* **Task prompt**
Restate every line of the material that follows, word for word.
+++ The input +++
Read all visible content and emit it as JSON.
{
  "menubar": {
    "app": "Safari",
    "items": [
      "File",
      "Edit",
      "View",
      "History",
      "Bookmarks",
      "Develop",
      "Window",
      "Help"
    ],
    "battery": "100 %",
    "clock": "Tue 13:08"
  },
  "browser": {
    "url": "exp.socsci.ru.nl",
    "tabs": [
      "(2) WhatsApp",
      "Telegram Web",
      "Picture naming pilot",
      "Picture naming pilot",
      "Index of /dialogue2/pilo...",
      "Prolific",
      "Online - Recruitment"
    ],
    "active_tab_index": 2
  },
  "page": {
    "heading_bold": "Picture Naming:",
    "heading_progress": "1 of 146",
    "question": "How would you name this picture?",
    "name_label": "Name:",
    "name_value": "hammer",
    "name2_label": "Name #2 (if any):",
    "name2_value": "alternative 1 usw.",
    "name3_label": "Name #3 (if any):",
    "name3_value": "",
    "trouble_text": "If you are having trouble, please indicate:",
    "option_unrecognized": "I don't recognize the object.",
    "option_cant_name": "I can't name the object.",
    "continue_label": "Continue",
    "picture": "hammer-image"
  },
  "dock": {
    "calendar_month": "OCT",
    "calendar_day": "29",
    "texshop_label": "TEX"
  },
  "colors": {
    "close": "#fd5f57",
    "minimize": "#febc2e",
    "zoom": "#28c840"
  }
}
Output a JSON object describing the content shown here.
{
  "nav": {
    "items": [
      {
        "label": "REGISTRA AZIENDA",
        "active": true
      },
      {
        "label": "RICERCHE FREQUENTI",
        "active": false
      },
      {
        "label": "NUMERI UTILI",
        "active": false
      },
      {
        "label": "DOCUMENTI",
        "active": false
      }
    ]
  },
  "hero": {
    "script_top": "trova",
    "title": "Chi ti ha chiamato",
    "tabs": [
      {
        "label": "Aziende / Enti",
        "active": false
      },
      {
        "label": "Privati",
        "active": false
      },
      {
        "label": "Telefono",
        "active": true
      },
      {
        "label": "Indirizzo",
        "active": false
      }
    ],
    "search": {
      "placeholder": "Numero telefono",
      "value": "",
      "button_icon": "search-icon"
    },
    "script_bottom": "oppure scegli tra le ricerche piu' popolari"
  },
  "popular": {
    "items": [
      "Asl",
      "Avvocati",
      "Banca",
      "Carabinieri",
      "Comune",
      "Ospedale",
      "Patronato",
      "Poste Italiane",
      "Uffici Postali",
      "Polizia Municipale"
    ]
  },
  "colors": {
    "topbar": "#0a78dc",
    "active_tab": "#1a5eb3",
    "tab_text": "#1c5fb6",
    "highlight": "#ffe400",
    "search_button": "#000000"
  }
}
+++
* **Reply**
Read all visible content and emit it as JSON.
{
  "menubar": {
    "app": "Safari",
    "items": [
      "File",
      "Edit",
      "View",
      "History",
      "Bookmarks",
      "Develop",
      "Window",
      "Help"
    ],
    "battery": "100 %",
    "clock": "Tue 13:08"
  },
  "browser": {
    "url": "exp.socsci.ru.nl",
    "tabs": [
      "(2) WhatsApp",
      "Telegram Web",
      "Picture naming pilot",
      "Picture naming pilot",
      "Index of /dialogue2/pilo...",
      "Prolific",
      "Online - Recruitment"
    ],
    "active_tab_index": 2
  },
  "page": {
    "heading_bold": "Picture Naming:",
    "heading_progress": "1 of 146",
    "question": "How would you name this picture?",
    "name_label": "Name:",
    "name_value": "hammer",
    "name2_label": "Name #2 (if any):",
    "name2_value": "alternative 1 usw.",
    "name3_label": "Name #3 (if any):",
    "name3_value": "",
    "trouble_text": "If you are having trouble, please indicate:",
    "option_unrecognized": "I don't recognize the object.",
    "option_cant_name": "I can't name the object.",
    "continue_label": "Continue",
    "picture": "hammer-image"
  },
  "dock": {
    "calendar_month": "OCT",
    "calendar_day": "29",
    "texshop_label": "TEX"
  },
  "colors": {
    "close": "#fd5f57",
    "minimize": "#febc2e",
    "zoom": "#28c840"
  }
}
Output a JSON object describing the content shown here.
{
  "nav": {
    "items": [
      {
        "label": "REGISTRA AZIENDA",
        "active": true
      },
      {
        "label": "RICERCHE FREQUENTI",
        "active": false
      },
      {
        "label": "NUMERI UTILI",
        "active": false
      },
      {
        "label": "DOCUMENTI",
        "active": false
      }
    ]
  },
  "hero": {
    "script_top": "trova",
    "title": "Chi ti ha chiamato",
    "tabs": [
      {
        "label": "Aziende / Enti",
        "active": false
      },
      {
        "label": "Privati",
        "active": false
      },
      {
        "label": "Telefono",
        "active": true
      },
      {
        "label": "Indirizzo",
        "active": false
      }
    ],
    "search": {
      "placeholder": "Numero telefono",
      "value": "",
      "button_icon": "search-icon"
    },
    "script_bottom": "oppure scegli tra le ricerche piu' popolari"
  },
  "popular": {
    "items": [
      "Asl",
      "Avvocati",
      "Banca",
      "Carabinieri",
      "Comune",
      "Ospedale",
      "Patronato",
      "Poste Italiane",
      "Uffici Postali",
      "Polizia Municipale"
    ]
  },
  "colors": {
    "topbar": "#0a78dc",
    "active_tab": "#1a5eb3",
    "tab_text": "#1c5fb6",
    "highlight": "#ffe400",
    "search_button": "#000000"
  }
}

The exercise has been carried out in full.